Extracted entries START

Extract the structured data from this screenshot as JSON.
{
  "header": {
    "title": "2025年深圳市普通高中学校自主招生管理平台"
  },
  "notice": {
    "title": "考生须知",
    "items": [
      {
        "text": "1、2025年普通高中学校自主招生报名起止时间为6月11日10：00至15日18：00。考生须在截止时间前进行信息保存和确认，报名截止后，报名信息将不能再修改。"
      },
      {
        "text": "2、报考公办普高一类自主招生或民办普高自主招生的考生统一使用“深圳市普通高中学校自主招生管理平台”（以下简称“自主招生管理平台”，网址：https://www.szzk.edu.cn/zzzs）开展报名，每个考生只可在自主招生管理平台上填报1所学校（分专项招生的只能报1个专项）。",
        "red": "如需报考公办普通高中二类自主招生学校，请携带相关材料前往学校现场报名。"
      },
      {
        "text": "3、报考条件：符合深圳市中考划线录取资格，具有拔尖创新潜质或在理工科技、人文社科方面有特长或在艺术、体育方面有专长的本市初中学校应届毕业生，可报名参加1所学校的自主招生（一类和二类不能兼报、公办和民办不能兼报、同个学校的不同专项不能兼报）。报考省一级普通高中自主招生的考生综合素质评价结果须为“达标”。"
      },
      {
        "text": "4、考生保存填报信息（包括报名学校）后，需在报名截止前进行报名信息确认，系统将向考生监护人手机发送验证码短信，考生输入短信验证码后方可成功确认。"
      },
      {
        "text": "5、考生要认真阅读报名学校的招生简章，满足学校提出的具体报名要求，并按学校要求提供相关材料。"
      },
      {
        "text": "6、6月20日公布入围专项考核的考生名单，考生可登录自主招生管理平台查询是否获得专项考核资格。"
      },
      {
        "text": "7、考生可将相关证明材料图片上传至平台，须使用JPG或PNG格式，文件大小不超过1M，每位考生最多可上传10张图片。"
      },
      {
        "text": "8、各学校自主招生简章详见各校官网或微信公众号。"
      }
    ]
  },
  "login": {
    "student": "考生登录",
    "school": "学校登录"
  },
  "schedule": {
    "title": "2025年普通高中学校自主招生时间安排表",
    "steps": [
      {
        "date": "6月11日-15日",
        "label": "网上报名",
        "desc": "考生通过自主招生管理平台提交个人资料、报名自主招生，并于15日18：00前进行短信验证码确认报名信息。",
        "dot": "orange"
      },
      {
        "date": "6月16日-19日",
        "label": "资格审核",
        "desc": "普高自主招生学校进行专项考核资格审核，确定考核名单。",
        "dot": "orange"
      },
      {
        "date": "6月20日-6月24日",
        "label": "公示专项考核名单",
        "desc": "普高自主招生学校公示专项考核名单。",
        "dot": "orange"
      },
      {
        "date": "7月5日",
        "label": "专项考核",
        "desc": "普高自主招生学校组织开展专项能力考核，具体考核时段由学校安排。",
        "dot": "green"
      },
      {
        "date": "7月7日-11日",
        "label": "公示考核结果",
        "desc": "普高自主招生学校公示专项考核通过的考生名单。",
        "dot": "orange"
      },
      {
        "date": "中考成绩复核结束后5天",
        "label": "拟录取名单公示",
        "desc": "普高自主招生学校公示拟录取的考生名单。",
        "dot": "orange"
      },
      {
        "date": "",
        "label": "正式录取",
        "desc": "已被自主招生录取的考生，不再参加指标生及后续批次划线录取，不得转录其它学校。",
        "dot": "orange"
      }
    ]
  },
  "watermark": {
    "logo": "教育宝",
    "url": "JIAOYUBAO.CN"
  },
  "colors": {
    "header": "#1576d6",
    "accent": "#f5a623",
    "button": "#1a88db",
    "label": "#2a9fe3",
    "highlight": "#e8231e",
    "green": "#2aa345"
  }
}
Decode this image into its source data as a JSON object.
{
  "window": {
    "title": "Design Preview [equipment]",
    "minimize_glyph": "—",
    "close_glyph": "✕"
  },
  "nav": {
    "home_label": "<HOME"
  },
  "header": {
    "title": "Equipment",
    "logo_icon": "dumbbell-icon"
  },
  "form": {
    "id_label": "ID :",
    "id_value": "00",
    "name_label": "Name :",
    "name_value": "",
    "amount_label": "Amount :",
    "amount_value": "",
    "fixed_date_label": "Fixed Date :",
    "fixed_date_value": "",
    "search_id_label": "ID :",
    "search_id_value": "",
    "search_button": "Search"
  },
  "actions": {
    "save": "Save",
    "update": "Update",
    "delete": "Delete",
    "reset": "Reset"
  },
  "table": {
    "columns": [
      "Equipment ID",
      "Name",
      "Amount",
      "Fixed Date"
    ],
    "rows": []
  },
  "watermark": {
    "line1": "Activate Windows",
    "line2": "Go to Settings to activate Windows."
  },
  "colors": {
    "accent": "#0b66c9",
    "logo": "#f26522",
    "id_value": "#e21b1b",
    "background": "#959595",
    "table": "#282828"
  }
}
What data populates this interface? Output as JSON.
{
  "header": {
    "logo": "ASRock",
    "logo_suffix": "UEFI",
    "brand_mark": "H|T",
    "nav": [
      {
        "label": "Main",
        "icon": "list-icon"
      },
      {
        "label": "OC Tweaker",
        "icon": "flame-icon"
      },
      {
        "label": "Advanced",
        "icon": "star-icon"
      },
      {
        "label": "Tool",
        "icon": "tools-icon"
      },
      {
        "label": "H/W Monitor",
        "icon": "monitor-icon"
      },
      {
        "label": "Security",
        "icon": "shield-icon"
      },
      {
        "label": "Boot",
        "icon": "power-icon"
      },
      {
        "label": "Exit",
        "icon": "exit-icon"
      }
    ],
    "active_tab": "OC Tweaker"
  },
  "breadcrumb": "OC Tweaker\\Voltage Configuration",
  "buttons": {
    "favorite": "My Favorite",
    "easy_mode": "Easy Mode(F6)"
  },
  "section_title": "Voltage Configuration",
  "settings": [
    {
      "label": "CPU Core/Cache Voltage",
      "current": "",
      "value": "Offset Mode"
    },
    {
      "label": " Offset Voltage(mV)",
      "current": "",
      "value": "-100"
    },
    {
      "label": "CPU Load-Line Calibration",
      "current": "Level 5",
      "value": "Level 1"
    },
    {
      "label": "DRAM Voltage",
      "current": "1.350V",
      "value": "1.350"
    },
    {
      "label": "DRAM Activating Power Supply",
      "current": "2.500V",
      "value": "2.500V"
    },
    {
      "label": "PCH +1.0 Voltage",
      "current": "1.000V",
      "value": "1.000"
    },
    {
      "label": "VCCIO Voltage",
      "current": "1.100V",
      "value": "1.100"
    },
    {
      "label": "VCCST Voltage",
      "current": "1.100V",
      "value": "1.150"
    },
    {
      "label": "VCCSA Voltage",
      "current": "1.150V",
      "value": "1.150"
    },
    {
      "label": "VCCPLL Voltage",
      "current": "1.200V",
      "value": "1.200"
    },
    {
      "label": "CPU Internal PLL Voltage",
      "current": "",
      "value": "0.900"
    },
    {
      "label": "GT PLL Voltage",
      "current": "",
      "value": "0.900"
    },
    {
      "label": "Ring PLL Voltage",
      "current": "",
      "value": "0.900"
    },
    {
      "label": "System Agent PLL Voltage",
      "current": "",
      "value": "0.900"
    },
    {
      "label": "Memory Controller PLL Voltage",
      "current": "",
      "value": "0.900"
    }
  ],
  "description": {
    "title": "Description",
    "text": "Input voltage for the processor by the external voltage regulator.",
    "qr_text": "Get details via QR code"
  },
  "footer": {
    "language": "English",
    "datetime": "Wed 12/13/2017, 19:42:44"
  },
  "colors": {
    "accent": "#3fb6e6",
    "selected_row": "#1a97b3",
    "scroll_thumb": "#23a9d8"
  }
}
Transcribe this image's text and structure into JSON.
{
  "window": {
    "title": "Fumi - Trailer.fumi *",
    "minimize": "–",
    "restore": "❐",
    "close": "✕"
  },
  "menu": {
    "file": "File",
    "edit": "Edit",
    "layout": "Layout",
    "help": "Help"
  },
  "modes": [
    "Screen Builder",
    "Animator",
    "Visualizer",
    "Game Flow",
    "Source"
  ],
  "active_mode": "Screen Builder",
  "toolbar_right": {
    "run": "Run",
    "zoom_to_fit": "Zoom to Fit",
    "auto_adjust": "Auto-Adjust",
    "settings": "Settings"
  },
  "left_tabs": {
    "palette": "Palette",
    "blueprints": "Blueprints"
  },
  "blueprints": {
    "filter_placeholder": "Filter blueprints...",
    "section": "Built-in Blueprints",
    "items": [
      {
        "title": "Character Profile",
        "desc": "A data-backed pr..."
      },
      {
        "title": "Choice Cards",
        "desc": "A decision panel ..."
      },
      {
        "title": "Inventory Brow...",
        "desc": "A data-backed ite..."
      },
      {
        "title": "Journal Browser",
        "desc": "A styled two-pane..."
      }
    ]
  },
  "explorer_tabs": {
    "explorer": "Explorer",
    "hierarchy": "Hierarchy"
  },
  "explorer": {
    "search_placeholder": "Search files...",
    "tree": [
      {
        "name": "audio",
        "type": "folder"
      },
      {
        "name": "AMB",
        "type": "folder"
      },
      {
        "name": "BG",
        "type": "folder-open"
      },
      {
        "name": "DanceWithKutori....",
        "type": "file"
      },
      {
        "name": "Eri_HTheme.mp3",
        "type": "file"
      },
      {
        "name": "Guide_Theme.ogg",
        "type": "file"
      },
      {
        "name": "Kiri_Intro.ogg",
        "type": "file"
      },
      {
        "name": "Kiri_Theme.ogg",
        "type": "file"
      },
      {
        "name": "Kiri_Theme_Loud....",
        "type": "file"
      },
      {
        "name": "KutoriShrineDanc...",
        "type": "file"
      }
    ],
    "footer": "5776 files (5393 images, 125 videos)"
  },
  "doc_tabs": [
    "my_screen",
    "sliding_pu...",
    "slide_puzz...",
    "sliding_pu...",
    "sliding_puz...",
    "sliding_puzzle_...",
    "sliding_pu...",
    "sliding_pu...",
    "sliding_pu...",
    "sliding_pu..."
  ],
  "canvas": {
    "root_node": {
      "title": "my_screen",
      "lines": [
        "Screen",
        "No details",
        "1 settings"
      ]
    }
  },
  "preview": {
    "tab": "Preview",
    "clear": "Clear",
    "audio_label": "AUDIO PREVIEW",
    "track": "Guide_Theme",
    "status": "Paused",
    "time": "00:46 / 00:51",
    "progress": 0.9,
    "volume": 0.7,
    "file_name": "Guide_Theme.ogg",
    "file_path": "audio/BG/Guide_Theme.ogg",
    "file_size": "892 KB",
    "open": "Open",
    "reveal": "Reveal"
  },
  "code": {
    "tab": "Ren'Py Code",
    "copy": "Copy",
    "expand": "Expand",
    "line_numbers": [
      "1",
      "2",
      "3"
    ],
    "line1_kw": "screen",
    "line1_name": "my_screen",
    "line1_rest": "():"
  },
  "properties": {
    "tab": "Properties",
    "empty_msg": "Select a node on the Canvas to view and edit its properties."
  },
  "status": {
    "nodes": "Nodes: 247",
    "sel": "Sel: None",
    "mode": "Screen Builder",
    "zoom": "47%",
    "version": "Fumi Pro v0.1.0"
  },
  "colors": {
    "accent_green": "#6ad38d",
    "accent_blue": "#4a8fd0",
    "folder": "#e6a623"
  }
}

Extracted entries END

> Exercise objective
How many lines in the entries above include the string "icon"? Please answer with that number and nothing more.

> Answer to this task
9